Build this information into a compensation philosophy that reflects how your company plans to pay and reward its employees based on your goals, stage and finances. When questions or conflicts arise, turn to the data and comp philosophy for support. 

Why it’s important to get exec comp right

Getting exec comp wrong can be costly in terms of cash, equity and turnover. A BuiltIn study found that replacing a C-suite position can cost 213% of that person’s salary. For someone earning $200K, that’s $426K. 


Getting exec comp right  means faster growth and stronger cultures. It also means a better ability to attract and keep top leaders, who many startup experts consider essential to success. Among these experts are nearly 900 venture capitalists surveyed by Stanford, who said the abilities of a founder and management team influence their decisions to invest more than product or technology. 

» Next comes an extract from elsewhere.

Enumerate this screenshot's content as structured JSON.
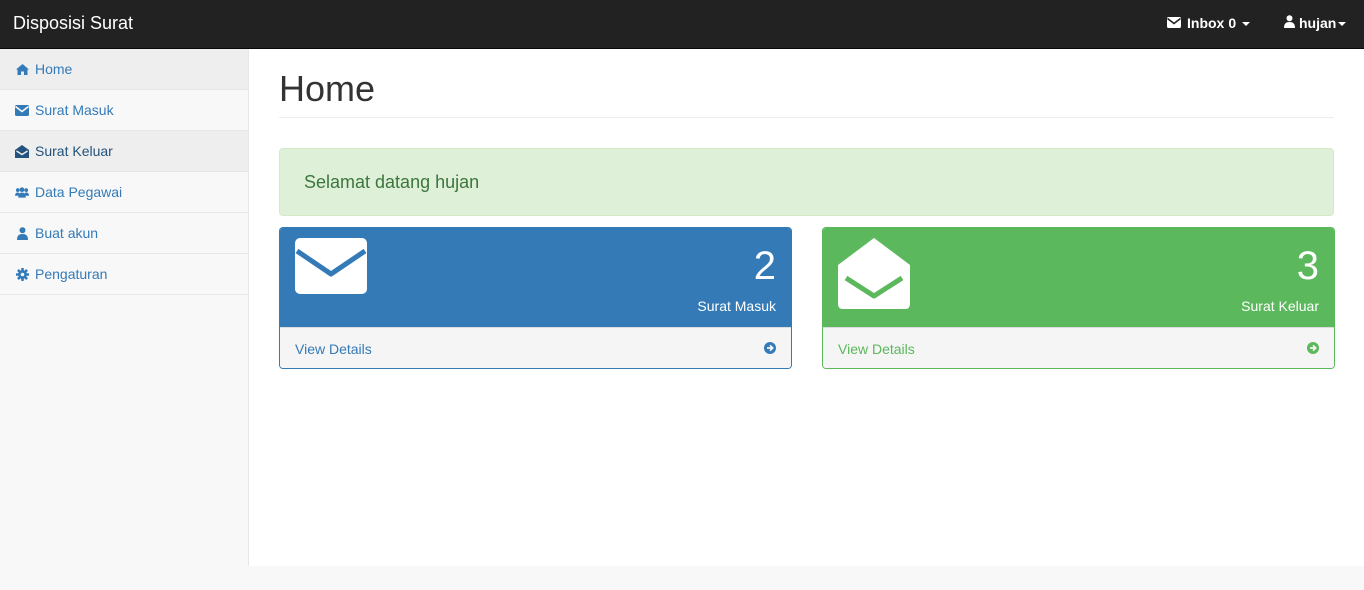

It’s no wonder that Salesforce’s Marc Benioff’s, in best seller Behind the Cloud, writes “pursue top talent as if your success depended on it.” 


Exec pay’s power to influence pay equity & DE&I


Executives aren’t immune from the gender pay gap. 


In 2020, females in the C-suite earned 75 cents for every dollar a male counterpart earned. That’s less than the average for women overall who earn 82 cents for every dollar earned by male counterparts – a gap that’s wider for women of color. 


Don’t overlook the opportunity to model a commitment to pay equity and diversity from your C-suite, executives and even your board. 


To build a diverse and equitable company, executives and boards must have open discussions about it, analyze internal data and set recruiting goals and requirements. Successful cultural shifts are nurtured from the top.


Dive deeper into exec comp


Now that you know the basics, here are more resources to help you master executive pay.

Download our e-book, “The High-Growth Guide to Executive Compensation.”  


Watch our on-demand webinar, “Exec Comp: A Fireside Chat with Salesforce’s Founding HR Team.”


Julia Dow is VP Services at OpenComp and has held compensation roles at VISA and Connery Consulting. She also writes about topics including compensation philosophy and executive compensation. Connect with her on LinkedIn here.